In his evening speech, Netanyahu said he wanted to avert civil war and was keen on preserving unity. He added that he was ready for dialogue, which he had always supported. In fact, he had ignored numerous appeals by President Isaac Herzog to sit with the opposition and find a compromise. And when Herzog proposed his own compromise, Netanyahu and his extremist partners in the ruling coalition brushed it away.
But by prolonging the crisis, Netanyahu has painted himself into a corner. He now finds himself between a rock and a hard place. If he scraps the proposed reforms, his coalition government will surely collapse, throwing the country into a vortex and killing his political career. And if he pushes on in a few weeks’ time, the protests and the strikes, not to mention the serious divisions within the military establishment, will resurface.
Now, in order to keep his shaky coalition united, he has struck a deal with ultranationalist Minister of National Security Itamar Ben-Gvir, who agreed to the suspension of the judicial overhaul plan in return for him being allowed to head his own armed militia outside the jurisdiction of the army and police.
It is unfortunate that the fight for a democratic and secular Israel is not linked to ending the occupation
In reality, Netanyahu has done more damage to Israel’s security and unity in the space of a few months than any external foe has ever done since the state was created. Netanyahu is an opportunist who is ready to do anything to protect himself from being removed from office as his corruption trial continues. He is also using the far right, a mixture of religious and ideological extremists, to deliver his objective of weakening — and in effect neutralizing — the Supreme Court in Israel. It is a symbiotic relationship, in which the far right is using Netanyahu’s judicial coup to change the character of the Israeli state.
And this is what it boils down to in the end. The anti-government camp wants to defend the identity of the state as a secular and democratic entity, even if it is only for the benefit of its Jewish citizens. Supporters of the coalition government — what can only be described as a “dream team,” bringing together the far right, ultranationalists, settlers, Orthodox Jews and religious Zionists — have a wide and conflicting agenda, ranging from turning Israel into a religious autocracy, with Taliban-like beliefs, to extending Israeli rule over all of the West Bank and beyond.
Netanyahu was able to hammer together a coalition that few in Israel believed would last for long — but long enough to pass laws that would keep him from jail. It now appears that his gambit has failed. The reaction to his constitutional coup has been resounding, with leaders of allied countries and Jewish groups across the globe, including the US, united in rejecting it. It also pushed former army, police and intelligence officers, as well as politicians from all shades of the political spectrum, to issue a warning that Israel is heading toward dictatorship.
The timing of this crisis is also crucial.
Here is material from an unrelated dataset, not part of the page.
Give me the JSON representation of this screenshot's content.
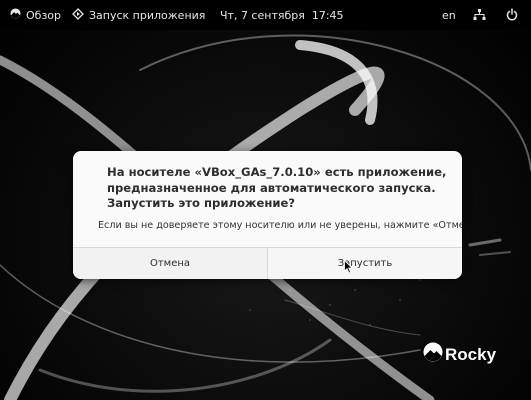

The West Bank is on fire, with the Israeli army losing control of the security situation as settlers and Palestinian activists engage in retaliatory attacks. Tensions are also rife along the northern borders with Lebanon, while there are fears that Iran could be weeks away from building a nuclear weapon. The military establishment has warned that the Israeli army is witnessing deep divisions, with public calls for mutiny by thousands of reservists.
The opposition, which can claim victory over the coalition, will be emboldened by Netanyahu’s decision to back down — for now. But this is just one battle in a long war that is now raging between the secular-liberal camp and the extremists. Former Prime Minister Yair Lapid promised on Monday that he would push to adopt a written constitution for Israel; one that codifies the separation of powers and prevents a future constitutional coup.
This war will rage on for years, with what some analysts have called the “soul of Israel” at stake. It is unfortunate that the fight for a democratic and secular Israel is not linked to ending the occupation. It should be. Israel cannot free itself from the tyranny of self-serving racist, ultranationalist and ultrareligious groups unless it finally delinks itself from the Palestinian people and allows them to live in freedom and security along its side.
- Osama Al-Sharif is a journalist and political commentator based in Amman. Twitter: @plato010